A virtual PPA allows a customer to buy and sell energy in the wholesale market, avoiding potential obstacles such as a utility’s monopoly on the retail sale of electricity.
Local governments in Virginia buy electricity from Dominion Energy Virginia at retail under a contract negotiated by the Virginia Energy Purchasing Governmental Association (VEPGA). That contract makes Dominion their only electricity supplier, and Dominion currently does not offer wind or solar as an option. A virtual PPA would not change this relationship; Dominion will continue to supply localities with electricity from its (decidedly un-green) power plants.
A virtual PPA would, however, let participating localities contract for the output of a renewable energy project, with the electricity sold into the wholesale market rather than delivered to the localities. Given the right project, the price for the electricity in the wholesale market could exceed the price paid to the project owner under the PPA, allowing the localities to pocket the difference—indirectly lowering their energy costs. The localities would also receive an additional benefit in the form of renewable energy certificates generated by the projects, demonstrating they have legally “greened” their energy supply.
There is some financial risk involved, since the PPA price is fixed, while wholesale prices fluctuate. Part of Customer First Renewables’ job will be to find the best project economics with the least risk. Corporate buyers, universities and large institutions around the country have used this approach successfully to lower their energy costs and meet their sustainability goals.
As members of the Metropolitan Washington Council of Governments (MWCOG), Northern Virginia localities are committed to reducing greenhouse gas emissions to 80 percent below 2005 levels by 2050, with an interim goal of 20 percent by 2020. MWCOG’s 2017-2020 Regional Climate and Energy Action Plan (available here) also sets a target of meeting 20 percent of the region’s electric consumption from renewable sources by 2020.

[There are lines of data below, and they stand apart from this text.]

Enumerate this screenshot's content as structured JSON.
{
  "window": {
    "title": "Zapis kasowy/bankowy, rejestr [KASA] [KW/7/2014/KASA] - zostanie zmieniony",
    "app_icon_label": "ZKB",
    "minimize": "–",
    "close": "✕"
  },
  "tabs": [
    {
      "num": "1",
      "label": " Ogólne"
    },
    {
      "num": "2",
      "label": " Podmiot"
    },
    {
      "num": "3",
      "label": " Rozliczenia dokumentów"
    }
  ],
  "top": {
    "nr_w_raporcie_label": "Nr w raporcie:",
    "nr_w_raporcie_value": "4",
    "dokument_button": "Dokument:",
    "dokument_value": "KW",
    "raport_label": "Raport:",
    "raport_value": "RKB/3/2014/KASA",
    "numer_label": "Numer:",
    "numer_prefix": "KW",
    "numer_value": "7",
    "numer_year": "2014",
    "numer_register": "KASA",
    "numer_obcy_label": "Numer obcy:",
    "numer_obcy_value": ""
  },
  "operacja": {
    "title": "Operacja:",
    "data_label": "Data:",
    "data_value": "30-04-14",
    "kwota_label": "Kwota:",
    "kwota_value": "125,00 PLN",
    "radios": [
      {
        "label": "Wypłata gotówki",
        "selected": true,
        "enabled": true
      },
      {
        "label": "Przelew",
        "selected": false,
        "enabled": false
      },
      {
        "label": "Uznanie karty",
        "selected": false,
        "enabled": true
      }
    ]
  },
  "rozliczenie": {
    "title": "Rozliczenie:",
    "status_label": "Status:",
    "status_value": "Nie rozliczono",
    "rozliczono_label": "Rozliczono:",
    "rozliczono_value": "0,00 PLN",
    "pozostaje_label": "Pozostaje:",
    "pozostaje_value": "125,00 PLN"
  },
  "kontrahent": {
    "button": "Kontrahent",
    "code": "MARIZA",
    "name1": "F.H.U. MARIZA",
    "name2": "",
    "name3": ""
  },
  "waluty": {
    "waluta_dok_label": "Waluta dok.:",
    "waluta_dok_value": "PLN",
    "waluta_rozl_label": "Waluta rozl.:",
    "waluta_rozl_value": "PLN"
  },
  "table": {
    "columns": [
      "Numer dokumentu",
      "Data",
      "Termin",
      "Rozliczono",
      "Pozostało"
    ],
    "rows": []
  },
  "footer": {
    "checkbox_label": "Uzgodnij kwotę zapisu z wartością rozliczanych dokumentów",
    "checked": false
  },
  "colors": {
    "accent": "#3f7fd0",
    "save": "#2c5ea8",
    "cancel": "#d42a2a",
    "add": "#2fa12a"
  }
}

As the report notes, however, “There needs to be an immense undertaking to meet the 2020 and 2050 goals.” Here’s hoping Northern Virginia is ready to do its share.